icc(cbind(score_1, score_2, score_3, score_4), model = "oneway", type = "consistency", unit = "single") Single Score Intraclass Correlation Model: oneway Type : consistency Subjects = 6 Raters = 4 ICC(1) = 0.166 F-Test, H0: r0 = 0 ; H1: r0 > 0 F(5,18) = 1.79 , p = 0.165 95%-Confidence Interval for ICC Population Values: -0.133 < ICC < 0.723

**ICC(1,4)** (one-way, consistency, average):

icc(cbind(score_1, score_2, score_3, score_4), model = "oneway", type = "consistency", unit = "average") Average Score Intraclass Correlation Model: oneway Type : consistency Subjects = 6 Raters = 4 ICC(4) = 0.443 F-Test, H0: r0 = 0 ; H1: r0 > 0 F(5,18) = 1.79 , p = 0.165 95%-Confidence Interval for ICC Population Values: -0.884 < ICC < 0.912

**ICC(2,1)** (two-way, agreement, single):

icc(cbind(score_1, score_2, score_3, score_4), model = "twoway", type = "agreement", unit = "single") Single Score Intraclass Correlation Model: twoway Type : agreement Subjects = 6 Raters = 4 ICC(A,1) = 0.29 F-Test, H0: r0 = 0 ; H1: r0 > 0 F(5,4.79) = 11 , p = 0.0113 95%-Confidence Interval for ICC Population Values: 0.019 < ICC < 0.761

**ICC(2,4)** (two-way, agreement, average):

icc(cbind(score_1, score_2, score_3, score_4), model = "twoway", type = "agreement", unit = "average") Average Score Intraclass Correlation Model: twoway Type : agreement Subjects = 6 Raters = 4 ICC(A,4) = 0.62 F-Test, H0: r0 = 0 ; H1: r0 > 0 F(5,4.19) = 11 , p = 0.0165 95%-Confidence Interval for ICC Population Values: 0.039 < ICC < 0.929

**ICC(3,1)** (two-way, consistency, single):

icc(cbind(score_1, score_2, score_3, score_4), model = "twoway", type = "consistency", unit = "single") Single Score Intraclass Correlation Model: twoway Type : consistency Subjects = 6 Raters = 4 ICC(C,1) = 0.715 F-Test, H0: r0 = 0 ; H1: r0 > 0 F(5,15) = 11 , p = 0.000135 95%-Confidence Interval for ICC Population Values: 0.342 < ICC < 0.946

**ICC(3,4)** (two-way, consistency, average):

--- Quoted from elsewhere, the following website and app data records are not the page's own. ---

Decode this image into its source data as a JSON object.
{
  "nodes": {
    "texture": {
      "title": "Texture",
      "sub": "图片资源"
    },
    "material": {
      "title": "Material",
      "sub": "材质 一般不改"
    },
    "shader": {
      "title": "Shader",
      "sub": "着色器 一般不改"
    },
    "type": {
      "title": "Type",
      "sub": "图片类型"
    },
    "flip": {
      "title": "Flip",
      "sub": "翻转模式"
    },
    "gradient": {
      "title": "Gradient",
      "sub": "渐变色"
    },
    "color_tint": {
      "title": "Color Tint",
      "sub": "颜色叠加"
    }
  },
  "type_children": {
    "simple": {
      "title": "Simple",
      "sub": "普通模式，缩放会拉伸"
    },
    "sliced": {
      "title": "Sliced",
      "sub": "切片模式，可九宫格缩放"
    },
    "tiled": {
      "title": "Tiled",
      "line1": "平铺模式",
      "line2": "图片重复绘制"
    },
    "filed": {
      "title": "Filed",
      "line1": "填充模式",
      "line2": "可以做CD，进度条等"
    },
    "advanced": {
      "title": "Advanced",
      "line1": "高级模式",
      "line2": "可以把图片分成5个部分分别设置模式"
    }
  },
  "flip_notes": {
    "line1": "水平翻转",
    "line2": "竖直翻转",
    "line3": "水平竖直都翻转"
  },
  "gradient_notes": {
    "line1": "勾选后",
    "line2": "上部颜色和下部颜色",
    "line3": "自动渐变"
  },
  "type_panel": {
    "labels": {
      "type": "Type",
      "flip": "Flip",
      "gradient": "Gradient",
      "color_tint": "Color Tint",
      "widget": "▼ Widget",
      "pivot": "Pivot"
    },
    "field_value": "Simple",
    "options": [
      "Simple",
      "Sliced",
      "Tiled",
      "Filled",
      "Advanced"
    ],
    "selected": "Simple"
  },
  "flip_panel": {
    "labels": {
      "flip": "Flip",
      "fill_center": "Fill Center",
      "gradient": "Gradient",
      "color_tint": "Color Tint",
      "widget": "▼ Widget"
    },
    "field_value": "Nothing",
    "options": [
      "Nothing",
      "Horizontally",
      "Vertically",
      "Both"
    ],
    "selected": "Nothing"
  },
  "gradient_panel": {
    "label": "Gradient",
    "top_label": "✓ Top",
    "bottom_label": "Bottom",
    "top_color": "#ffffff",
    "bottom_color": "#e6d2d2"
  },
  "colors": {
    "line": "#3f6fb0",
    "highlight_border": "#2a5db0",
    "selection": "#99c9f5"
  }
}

icc(cbind(score_1, score_2, score_3, score_4), model = "twoway", type = "consistency", unit = "average") Average Score Intraclass Correlation Model: twoway Type : consistency Subjects = 6 Raters = 4 ICC(C,4) = 0.909 F-Test, H0: r0 = 0 ; H1: r0 > 0 F(5,15) = 11 , p = 0.000135 95%-Confidence Interval for ICC Population Values: 0.676 < ICC < 0.986

r/intraclass-correlation.txt · Last modified: 2015/12/09 11:56 by seanburns